"High Fidelity is one of those quirky films that kinda grows on you. The ridiculous, the entertaining, the humorous and the unexpected intertwine, to form a witty, laid-back story set on a platform where music holds the aces. From the opening credits, when black vinyl spins round and around, we enter a world where John Cusack's compulsive and obsessive Rob is spinning just as wildly on the turntable of life. And he can't get off. Music and misery. Misery and music. Just like Jack Nicholson's character in As Good As It Gets, John Cusack's Rob is a neurotic mess: his obsession is about his relationships. The plot develops so organically that it's easy to just get deeper and deeper in this crazy world, where in fact, surprise surprise, the characters are like people we know. Cusack is good at these hang-dog roles: his appearance, his demeanour and his delivery are crisp, dry and understated. And director Stephen Frears has successfully surrounded him with a wonderful cast of unlikely characters whose colours inhabit the mood like a psychedelic record sleeve. Jack Black and Todd Louiso are a great comic team: Black is irresistible as a maniac you would least like to encounter in a music shop. These are the guys who will only sell you the music you want, if they like you. The humour is black, slapstick and at times just straight out stupid, while the one-liners sort of slip by like furniture falling off a passing truck. There are plenty of music gags, and we are treated to cameos by The Boss (Bruce Springsteen), Catherine Zeta-Jones and Tim Robbins. If we look closely, we can probably see plenty of ourselves in these characters. But this isn't a story with a message. High Fidelity is plain and simple entertainment – a good chuckle for a laid-back trip into the bizarre."
Louise Keller

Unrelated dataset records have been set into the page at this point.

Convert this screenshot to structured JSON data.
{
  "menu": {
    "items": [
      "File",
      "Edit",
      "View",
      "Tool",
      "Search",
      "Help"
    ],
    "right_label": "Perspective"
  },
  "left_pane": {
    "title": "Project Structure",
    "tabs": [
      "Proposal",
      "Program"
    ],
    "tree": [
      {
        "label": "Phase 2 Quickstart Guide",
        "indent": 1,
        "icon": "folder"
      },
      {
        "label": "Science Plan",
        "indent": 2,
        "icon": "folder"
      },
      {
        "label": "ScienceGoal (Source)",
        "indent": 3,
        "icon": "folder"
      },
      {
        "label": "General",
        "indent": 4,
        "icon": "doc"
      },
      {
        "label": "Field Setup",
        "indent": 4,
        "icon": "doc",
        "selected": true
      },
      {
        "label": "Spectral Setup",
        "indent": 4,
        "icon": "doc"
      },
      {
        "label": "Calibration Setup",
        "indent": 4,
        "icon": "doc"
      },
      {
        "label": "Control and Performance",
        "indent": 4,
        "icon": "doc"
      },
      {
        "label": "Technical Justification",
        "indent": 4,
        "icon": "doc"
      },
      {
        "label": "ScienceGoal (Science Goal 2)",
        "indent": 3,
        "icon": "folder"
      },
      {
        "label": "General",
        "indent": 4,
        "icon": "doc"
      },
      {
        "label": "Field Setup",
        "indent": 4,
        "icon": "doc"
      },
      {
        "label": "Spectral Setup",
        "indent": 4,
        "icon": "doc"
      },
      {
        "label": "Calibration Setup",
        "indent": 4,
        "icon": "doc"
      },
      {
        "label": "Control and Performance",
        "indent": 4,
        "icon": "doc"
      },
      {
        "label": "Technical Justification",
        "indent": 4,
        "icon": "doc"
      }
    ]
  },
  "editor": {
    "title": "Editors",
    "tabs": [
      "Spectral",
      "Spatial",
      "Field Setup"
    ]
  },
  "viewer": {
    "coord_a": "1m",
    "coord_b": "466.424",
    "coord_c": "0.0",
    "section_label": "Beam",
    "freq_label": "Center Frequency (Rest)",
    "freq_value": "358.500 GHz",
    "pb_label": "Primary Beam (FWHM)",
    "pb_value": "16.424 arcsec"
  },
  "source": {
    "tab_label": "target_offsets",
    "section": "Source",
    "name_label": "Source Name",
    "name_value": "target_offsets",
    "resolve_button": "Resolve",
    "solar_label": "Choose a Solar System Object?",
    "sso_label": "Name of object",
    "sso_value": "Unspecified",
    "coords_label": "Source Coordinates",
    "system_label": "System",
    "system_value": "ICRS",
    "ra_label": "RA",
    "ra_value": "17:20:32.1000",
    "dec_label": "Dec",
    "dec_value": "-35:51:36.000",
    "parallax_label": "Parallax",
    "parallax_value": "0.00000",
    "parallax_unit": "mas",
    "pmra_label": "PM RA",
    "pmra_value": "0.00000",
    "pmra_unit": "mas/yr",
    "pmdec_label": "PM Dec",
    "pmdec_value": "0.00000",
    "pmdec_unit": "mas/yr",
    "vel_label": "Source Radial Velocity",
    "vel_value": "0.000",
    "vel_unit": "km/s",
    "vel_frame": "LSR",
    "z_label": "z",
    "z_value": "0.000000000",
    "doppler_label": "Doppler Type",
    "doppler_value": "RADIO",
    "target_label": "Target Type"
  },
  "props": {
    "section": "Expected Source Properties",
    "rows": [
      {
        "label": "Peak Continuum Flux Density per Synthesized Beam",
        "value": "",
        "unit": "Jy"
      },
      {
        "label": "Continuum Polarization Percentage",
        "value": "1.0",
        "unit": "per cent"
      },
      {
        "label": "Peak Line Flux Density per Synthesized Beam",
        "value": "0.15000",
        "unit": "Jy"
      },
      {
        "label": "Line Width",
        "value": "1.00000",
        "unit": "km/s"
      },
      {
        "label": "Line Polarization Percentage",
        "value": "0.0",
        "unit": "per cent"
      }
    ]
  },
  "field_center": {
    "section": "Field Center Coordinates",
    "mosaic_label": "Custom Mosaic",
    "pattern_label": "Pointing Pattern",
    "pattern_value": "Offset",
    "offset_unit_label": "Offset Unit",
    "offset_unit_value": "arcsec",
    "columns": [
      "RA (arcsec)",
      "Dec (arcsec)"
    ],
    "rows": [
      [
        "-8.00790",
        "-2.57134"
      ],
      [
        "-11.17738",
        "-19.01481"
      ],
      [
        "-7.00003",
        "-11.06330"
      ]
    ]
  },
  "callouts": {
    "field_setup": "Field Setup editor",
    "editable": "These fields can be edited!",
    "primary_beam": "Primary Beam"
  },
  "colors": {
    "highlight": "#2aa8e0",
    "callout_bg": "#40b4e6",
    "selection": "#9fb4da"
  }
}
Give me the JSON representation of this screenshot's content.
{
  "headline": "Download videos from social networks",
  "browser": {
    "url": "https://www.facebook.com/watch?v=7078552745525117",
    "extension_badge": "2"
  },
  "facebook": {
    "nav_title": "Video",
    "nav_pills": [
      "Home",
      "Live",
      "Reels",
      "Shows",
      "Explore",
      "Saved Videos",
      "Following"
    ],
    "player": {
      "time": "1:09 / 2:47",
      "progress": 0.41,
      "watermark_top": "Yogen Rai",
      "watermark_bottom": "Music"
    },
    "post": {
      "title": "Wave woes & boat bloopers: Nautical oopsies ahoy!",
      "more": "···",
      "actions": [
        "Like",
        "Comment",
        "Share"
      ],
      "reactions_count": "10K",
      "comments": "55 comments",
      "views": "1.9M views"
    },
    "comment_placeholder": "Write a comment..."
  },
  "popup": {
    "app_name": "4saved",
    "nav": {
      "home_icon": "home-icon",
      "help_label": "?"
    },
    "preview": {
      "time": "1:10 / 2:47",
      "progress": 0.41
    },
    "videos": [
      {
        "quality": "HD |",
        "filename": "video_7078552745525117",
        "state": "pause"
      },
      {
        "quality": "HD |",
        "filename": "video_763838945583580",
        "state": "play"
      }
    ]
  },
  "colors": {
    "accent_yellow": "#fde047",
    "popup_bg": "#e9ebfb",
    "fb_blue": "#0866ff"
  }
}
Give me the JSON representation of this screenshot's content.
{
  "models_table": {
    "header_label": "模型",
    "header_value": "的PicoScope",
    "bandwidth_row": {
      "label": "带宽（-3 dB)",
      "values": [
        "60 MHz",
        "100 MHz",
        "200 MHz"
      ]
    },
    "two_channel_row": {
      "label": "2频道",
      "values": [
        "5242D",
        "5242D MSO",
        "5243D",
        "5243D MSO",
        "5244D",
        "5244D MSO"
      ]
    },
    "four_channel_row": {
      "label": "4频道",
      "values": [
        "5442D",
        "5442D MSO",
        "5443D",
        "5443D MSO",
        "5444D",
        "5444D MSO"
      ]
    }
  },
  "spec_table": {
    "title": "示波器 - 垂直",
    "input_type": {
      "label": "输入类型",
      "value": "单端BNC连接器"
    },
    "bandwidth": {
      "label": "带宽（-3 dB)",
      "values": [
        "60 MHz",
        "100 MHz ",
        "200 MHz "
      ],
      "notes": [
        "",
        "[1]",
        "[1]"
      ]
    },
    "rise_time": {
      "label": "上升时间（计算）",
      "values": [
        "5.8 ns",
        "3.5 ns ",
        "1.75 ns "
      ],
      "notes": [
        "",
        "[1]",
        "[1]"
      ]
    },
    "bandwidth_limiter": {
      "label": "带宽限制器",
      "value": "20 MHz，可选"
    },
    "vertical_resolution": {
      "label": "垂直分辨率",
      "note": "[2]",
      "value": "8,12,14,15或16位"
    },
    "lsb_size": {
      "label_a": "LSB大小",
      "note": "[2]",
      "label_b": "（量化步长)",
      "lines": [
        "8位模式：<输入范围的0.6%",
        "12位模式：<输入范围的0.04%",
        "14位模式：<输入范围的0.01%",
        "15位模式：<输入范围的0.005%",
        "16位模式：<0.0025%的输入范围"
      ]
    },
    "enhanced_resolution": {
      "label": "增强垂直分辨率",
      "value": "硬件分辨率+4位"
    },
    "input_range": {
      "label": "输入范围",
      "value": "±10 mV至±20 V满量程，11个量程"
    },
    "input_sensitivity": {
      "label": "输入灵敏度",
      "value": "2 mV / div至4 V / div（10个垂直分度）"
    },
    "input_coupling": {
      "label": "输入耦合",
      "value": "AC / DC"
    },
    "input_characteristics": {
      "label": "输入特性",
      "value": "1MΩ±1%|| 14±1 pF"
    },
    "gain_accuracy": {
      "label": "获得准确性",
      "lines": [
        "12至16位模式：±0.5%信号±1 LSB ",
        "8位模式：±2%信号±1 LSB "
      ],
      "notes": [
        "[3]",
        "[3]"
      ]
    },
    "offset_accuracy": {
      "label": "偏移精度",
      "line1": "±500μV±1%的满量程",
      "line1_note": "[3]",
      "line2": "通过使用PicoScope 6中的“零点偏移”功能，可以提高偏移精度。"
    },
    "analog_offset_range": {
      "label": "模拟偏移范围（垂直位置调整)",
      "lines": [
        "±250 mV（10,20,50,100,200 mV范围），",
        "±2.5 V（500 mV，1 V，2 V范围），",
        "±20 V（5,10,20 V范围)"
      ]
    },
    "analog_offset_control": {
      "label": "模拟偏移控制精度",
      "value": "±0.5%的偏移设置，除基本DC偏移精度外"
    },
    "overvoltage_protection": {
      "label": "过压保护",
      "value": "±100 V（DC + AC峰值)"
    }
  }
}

"As a fan of Nick Hornby's novel the first question when approaching the film adaptation is how well it will work with the locale shifted from London to Chicago. In the skilful hands of director Stephen Frears and co-producer/co-screenwriter and star John Cusack the answer is exceptionally well. The novel to which every single adult male in the western world is likely to relat, has been brought to the screen with Hornby's painfully funny and truthful insights into the male condition intact. Cusack's direct speech to camera works wonderfully as takes us on a guided tour of loveable loser Rob Gordon, his girlfriends and the two geeky music obsessives Dick and Barry for whom working at Championship Vinyl not just a job but a life statement. Frears finds the perfect balance of humour and pathos as Cusack digs up old girlfriends to try and work out where he's gone wrong. In the process we're treated to delightful cameos from Lili Taylor, Catherine Zeta Jones, Lisa Bonet (missing in action since Angel Heart, it seems), Joan Cusack and Danish actress Iben Hjejle as the friends, past lovers and possible future loves of the sweet but incurable Rob. High Fidelity succeeds because it taps deep into the male psyche with an emotional honesty that anchors the drama and prevents it from treating its characters, Dick and Barry included, as caricatures. The music is top-notch as well, blasting off with The 13th Floor Elevators garage punk classic "You're Gonna Miss Me" and following up with a fine selection which any exponent of tape compilations would be proud of. And be honest, boys, isn't that most of us??"
Richard Kuipers

Email this article

HEAR Andrew L. Urban & Louise Keller talk about the film in Real Audio.

Favourable: 3
Unfavourable: 0
Mixed: 0




CAST: John Cusack, Jack Black, Todd Louiso, Lisa Bonet, Catherine Zeta-Jones, Sara Gilbert, Lili Taylor, Joan Cusack, Tim Robbins - and Bruce Springsteen as himself.
PRODUCERS: Tim Bevan, Rudd Simmons

DIRECTOR: Stephen Frears

SCRIPT: D.V. DeVincentis, Steve Pink, John Cusack, Scott Rosenberg (based on the novel by Nick Hornby)


EDITOR: Mick Audsley

MUSIC: Carter Burwell, Howard Shore & song by Elton John

PRODUCTION DESIGN: David Chapman, Thérèse DePrez

RUNNING TIME: 113 mins

AUSTRALIAN DISTRIBUTOR: Buena Vista International


VIDEO DISTRIBUTOR: Buena Vista Home Video

VIDEO RELEASE: March 14, 2001

© Urban Cinefile 1997 - 2019